§ **What the exercise asks**
Repeat every line of the material that follows, word for word.

┄┄┄┄┄┄

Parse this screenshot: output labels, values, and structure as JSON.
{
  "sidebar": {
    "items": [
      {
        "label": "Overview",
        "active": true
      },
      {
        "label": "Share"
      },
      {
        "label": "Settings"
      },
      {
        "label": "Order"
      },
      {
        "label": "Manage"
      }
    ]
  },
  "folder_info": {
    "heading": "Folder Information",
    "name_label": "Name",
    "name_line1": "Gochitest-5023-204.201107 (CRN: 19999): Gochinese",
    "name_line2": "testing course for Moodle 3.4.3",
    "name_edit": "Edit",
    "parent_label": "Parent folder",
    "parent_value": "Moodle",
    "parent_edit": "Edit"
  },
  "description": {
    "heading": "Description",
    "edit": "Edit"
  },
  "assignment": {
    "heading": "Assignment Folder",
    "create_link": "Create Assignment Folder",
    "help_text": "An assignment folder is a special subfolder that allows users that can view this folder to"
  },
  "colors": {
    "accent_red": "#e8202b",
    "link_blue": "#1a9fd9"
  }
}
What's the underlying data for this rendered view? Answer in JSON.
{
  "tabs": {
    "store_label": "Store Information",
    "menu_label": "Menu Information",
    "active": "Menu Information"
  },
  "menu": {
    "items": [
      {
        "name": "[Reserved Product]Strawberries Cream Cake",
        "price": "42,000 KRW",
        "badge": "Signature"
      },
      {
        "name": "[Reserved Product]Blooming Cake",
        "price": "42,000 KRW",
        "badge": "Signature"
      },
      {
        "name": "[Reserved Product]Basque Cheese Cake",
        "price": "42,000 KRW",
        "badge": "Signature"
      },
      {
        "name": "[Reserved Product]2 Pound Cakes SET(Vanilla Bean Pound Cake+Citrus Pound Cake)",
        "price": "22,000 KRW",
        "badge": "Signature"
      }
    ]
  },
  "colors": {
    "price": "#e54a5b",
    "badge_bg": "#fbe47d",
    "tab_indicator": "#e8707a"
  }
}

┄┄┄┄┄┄

§ **Answer box**
Parse this screenshot: output labels, values, and structure as JSON.
{
  "sidebar": {
    "items": [
      {
        "label": "Overview",
        "active": true
      },
      {
        "label": "Share"
      },
      {
        "label": "Settings"
      },
      {
        "label": "Order"
      },
      {
        "label": "Manage"
      }
    ]
  },
  "folder_info": {
    "heading": "Folder Information",
    "name_label": "Name",
    "name_line1": "Gochitest-5023-204.201107 (CRN: 19999): Gochinese",
    "name_line2": "testing course for Moodle 3.4.3",
    "name_edit": "Edit",
    "parent_label": "Parent folder",
    "parent_value": "Moodle",
    "parent_edit": "Edit"
  },
  "description": {
    "heading": "Description",
    "edit": "Edit"
  },
  "assignment": {
    "heading": "Assignment Folder",
    "create_link": "Create Assignment Folder",
    "help_text": "An assignment folder is a special subfolder that allows users that can view this folder to"
  },
  "colors": {
    "accent_red": "#e8202b",
    "link_blue": "#1a9fd9"
  }
}
What's the underlying data for this rendered view? Answer in JSON.
{
  "tabs": {
    "store_label": "Store Information",
    "menu_label": "Menu Information",
    "active": "Menu Information"
  },
  "menu": {
    "items": [
      {
        "name": "[Reserved Product]Strawberries Cream Cake",
        "price": "42,000 KRW",
        "badge": "Signature"
      },
      {
        "name": "[Reserved Product]Blooming Cake",
        "price": "42,000 KRW",
        "badge": "Signature"
      },
      {
        "name": "[Reserved Product]Basque Cheese Cake",
        "price": "42,000 KRW",
        "badge": "Signature"
      },
      {
        "name": "[Reserved Product]2 Pound Cakes SET(Vanilla Bean Pound Cake+Citrus Pound Cake)",
        "price": "22,000 KRW",
        "badge": "Signature"
      }
    ]
  },
  "colors": {
    "price": "#e54a5b",
    "badge_bg": "#fbe47d",
    "tab_indicator": "#e8707a"
  }
}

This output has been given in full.